Everyday life choices are many, sometimes reaching hundreds in the matter of an hour. This creates the data overload, this creates the retreat, this creates the sinking into myself, and the need to escape and/or find relief. Often my only relief is found in a special interest, fixation, or hobby.
When I am in a state of contemplation, I also have a frozen-time-bubble that serves as a vehicle, like a time travel machine. Inside those thoughts, I have the ability to stop time. I have a sort of super power in which I can visualize my thoughts as flash images at fast speed, and jump ahead and live visually through possible choices and events. I can do this at a rapid rate—let’s say projecting into the future and seeing ten feasible scenarios almost all at once, within seconds. Because of this, to the onlooker, I might not appear as though I have a reason to support a decision made quickly; when indeed, to me, I have taken ample and proficient time to evaluate a given idea.

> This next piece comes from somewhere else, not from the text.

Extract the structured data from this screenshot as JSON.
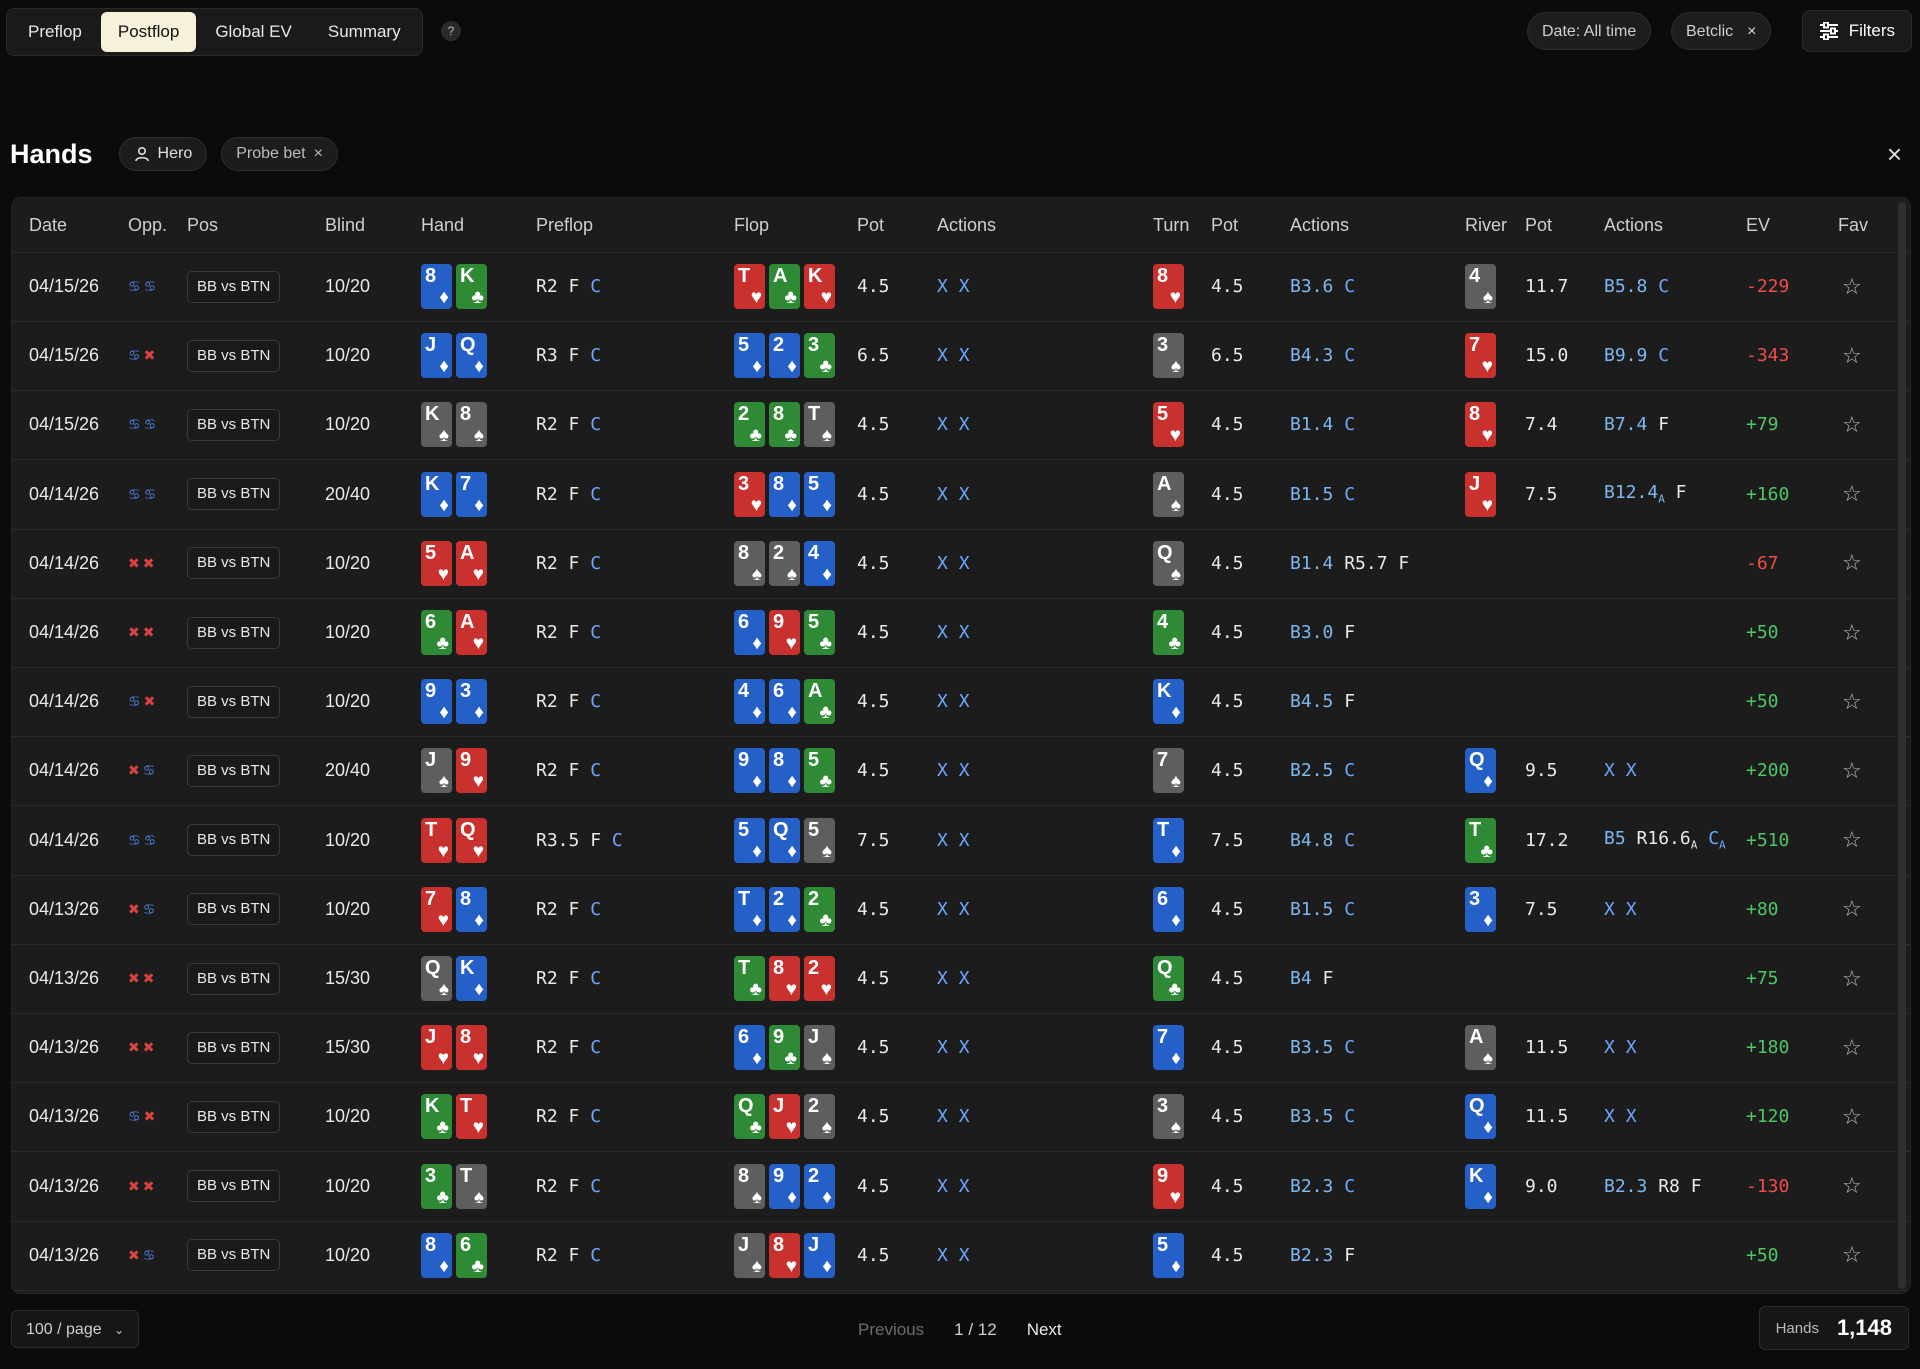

This happens all day long. Even a lonely drinking glass on the kitchen counter has had a half-dozen feasible futures, just from my quick glance—he could be used again, he could have been used by someone in the house with an ailment and needs deep cleaning, he could be rinsed and placed in the dishwasher, he could be soaped up and put in drying rack, he could be used to pour water into the fern plant, he could be thrown out because of that small chip—now or later?
The way I process also makes me sound like I am purposeful being more argumentative during a disagreement because I say several things at once aloud and come off like rapid-firing. I don’t mean to do this, but I do it just the same. I make fast and abundant connections based on what the other person is saying, and then speak what I am seeing. I am thinking so fast, and processing so quickly, that I barely have time to examine my thoughts myself. But it all comes out in one giant heap of me sounding like I have all the answers, or looking lost, or acting overwhelmed.
When I am in a state of continual over-processing and bombardment of information with little relief, particularly in what I perceive as a fight/flight situation or a confrontational situation in which my actions or words have made another person frustrated in any manner, then I start to doubt who I am as a person. I doubt that I function normally. I doubt that I am ever going to be able to be happy. I doubt that anyone will have the patience for me. And from there I spiral downward.
I often want to say: I don’t mean to be the way I am.